Baxter - BX5207 B3 A2 1696

PART I. Reverend Mr. RichardBaxter. i § 17.Til1 this time I was fatisfied in theMatter of Conformity:Whilft I was young I had never been acquainted with any that were againft it, or that queftioned it. I had joyned with theCommon-Prayer withas hearty fervency as afterward I did with other Prayers! As long as I had no Prejudice againft it, I had no flop in my Devotions from any of its Imperfebtions. At lait at about 20 years of Age, I became acquainted with Mr. Simmonds, Mr. Cradock, andother very zealous godly Nonconformifts in Shrewsbury, and the-ad- joyningpares, whofe fervent Prayers and favoury Conference and holy Lives did profit me much. And when I underftood that they were People profecuted by the Bifhops, I found much prejudice arife inmy heart againft thofe that perfecuted them, and thought thofe that filenced and troubled fuch Men could not be the ge- nuine Followers of the Lordof Love. But yet I refolved that I would Rudy the Point, as well as I was able , before I would be confident on either fide : And it prejudiced me againft the Nonconfor- mitts, becaufè we hadbut one of them near us, ( one Mr. Barnet of Uppingron ) who, though he was a very honelt blamelefs Man, yet was reputed to be but a meanScholar ; when Mr. Garber, and fome other Conformifts, were more Learn- edMen_ And withal, the Books of the .Nonconformills were then fo fcarce, and hard tobe got ( becaufe of the danger ) that I couldnot come to know their rea- fons.
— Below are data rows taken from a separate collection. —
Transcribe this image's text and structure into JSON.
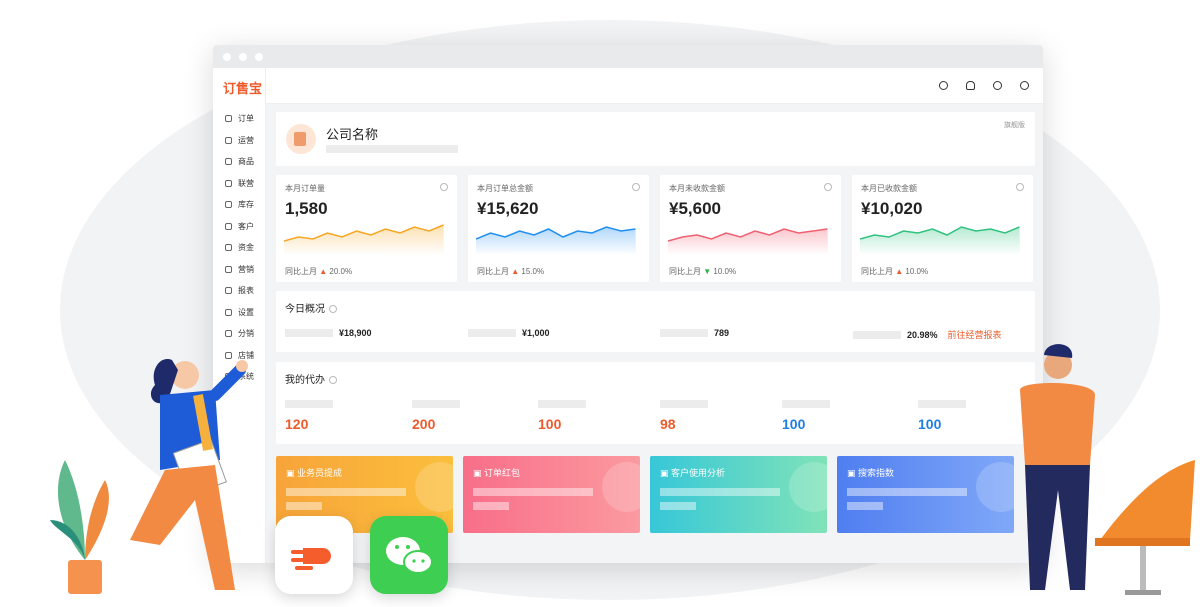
{
  "logo": "订售宝",
  "sidebar": {
    "items": [
      "订单",
      "运营",
      "商品",
      "联营",
      "库存",
      "客户",
      "资金",
      "营销",
      "报表",
      "设置",
      "分销",
      "店铺",
      "系统"
    ]
  },
  "company": {
    "name": "公司名称",
    "flag": "旗舰版"
  },
  "stats": [
    {
      "label": "本月订单量",
      "value": "1,580",
      "compare": "同比上月",
      "trend": "▲",
      "change": "20.0%",
      "color": "#f5a623"
    },
    {
      "label": "本月订单总金额",
      "value": "¥15,620",
      "compare": "同比上月",
      "trend": "▲",
      "change": "15.0%",
      "color": "#1f8ef1"
    },
    {
      "label": "本月未收款金额",
      "value": "¥5,600",
      "compare": "同比上月",
      "trend": "▼",
      "change": "10.0%",
      "color": "#f06070"
    },
    {
      "label": "本月已收款金额",
      "value": "¥10,020",
      "compare": "同比上月",
      "trend": "▲",
      "change": "10.0%",
      "color": "#2ec27e"
    }
  ],
  "overview": {
    "title": "今日概况",
    "values": [
      "¥18,900",
      "¥1,000",
      "789",
      "20.98%"
    ],
    "link": "前往经营报表"
  },
  "todo": {
    "title": "我的代办",
    "values": [
      "120",
      "200",
      "100",
      "98",
      "100",
      "100"
    ]
  },
  "banners": [
    "业务员提成",
    "订单红包",
    "客户使用分析",
    "搜索指数"
  ]
}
Whereas òt the contrary fide, Mr. Garbet and Mr. Samuel Smith, did fend me Downbam, Sprint, Dr. Burge', and others of the ltrongeft that had wroteagainft the Nonconformifts ; upon the reading of which I could not fee but the Caufe of the Conformiftswas very jultifiable, and the reafoning of the Nonconformifts weak. Hereupon when I thought of Ordination, I had no Scruple at all againft Sub- fcription : And yet fo precipitant and rafh was I, that I had never onceread over the Bookof Ordination, which was one to which I was toSubfcribe ;nor halfread over theBookof Homilies, nor exactly weighed the Book of Common-Prayer,nor was I of fufficieat Underltanding to determineconfidently in fome Controverted Pointsin the ;9 Articles. But my Teachers and my Books having cafed me in general to think the Conformifts had the better Caufe , I kept out all particular Scruples by that Opinion. 1 18. At that time old Mr. Richard Foley of Stourbridge in Worceflerfhire, had re- covered fome alienated Lands at Dudley, which had beenleft to Charitable Ufes, and added fomethingof his own, and built a convenient new School-Houfe, and was to choofe his firft School-Mager and Ulher : By the means of fames Berry (who lived in the Houfe with me, and had lived with him) he defired me to ac- cept it. I thought it not an inconvenient Condition for my Entrance, becaufe I might alto Preach up and down in Places that were molt ignorant, before I pre- fumed to take a Paftoral Charge (towhich I had no inclination). So to Dudley I went, and Mr. Foley and fames Berry going with me to Wordelter , at the Time of Ordination, I was Ordained by the Bithop, and had a Licence to teachSchool ; for which (beingExamined) I Subfcribed. 4' t9. Being fettled (with an Whet) in the new School at Dudley, and living in the Houfe of Mr. Ricbard Foley Junior, I there preached my firft Publick Sermon in the upper Parifh Church ; and afterwards Preached in theVillages about; and there had occafion to fall afrelh upon the Rudy of Conformity : For there were many private Chriftians thereabouts that were Nonconformifts, and one in the Houfe with me. And that excellentMan, Mr. William Fenner, had lately lived two miles off at Sedgeley, who by defending Conformity, and honouring it by a wonderfully, powerful and fùccefsful way ofPreaching, Conference, and holy Li- ving, had flirted up the Nonconformilts the more to a vehement pleading oftheir Caufe: And though they were there generally godly honei People, yet fmartly cenforious, and made Conformity noSnail fault : And They lent me Manufcripts and Books which I never rawbefore; whereupon I thought it my Duty to let up- on a ferious impartial Trial of the whole Caufe. The Caufe of Epifcopacy BithopDownbamhad much fatisfied me in before ; and I had not then a fufficient Underftanding of the difference betwixt the Argu- ments for an Epifcopacy in general, and for our Englifh Diocefans in particular. TheCaufe of Kneeling at the Sacrament I ftùdied next : and Mr. Paybody fully fatisfied me for Conformity in that. I turned over Cartwrightand Wbirgifr , and others ; but having latelyprocured Dr. Ames fief!' fuit, I thought it my belt way to flatly throughly Dr. Burgas (his Father-in-law) and him, as the likelieft means to avoid diltrathion among a multitude of Writers, and not ro lofe the Truth-in crowds 3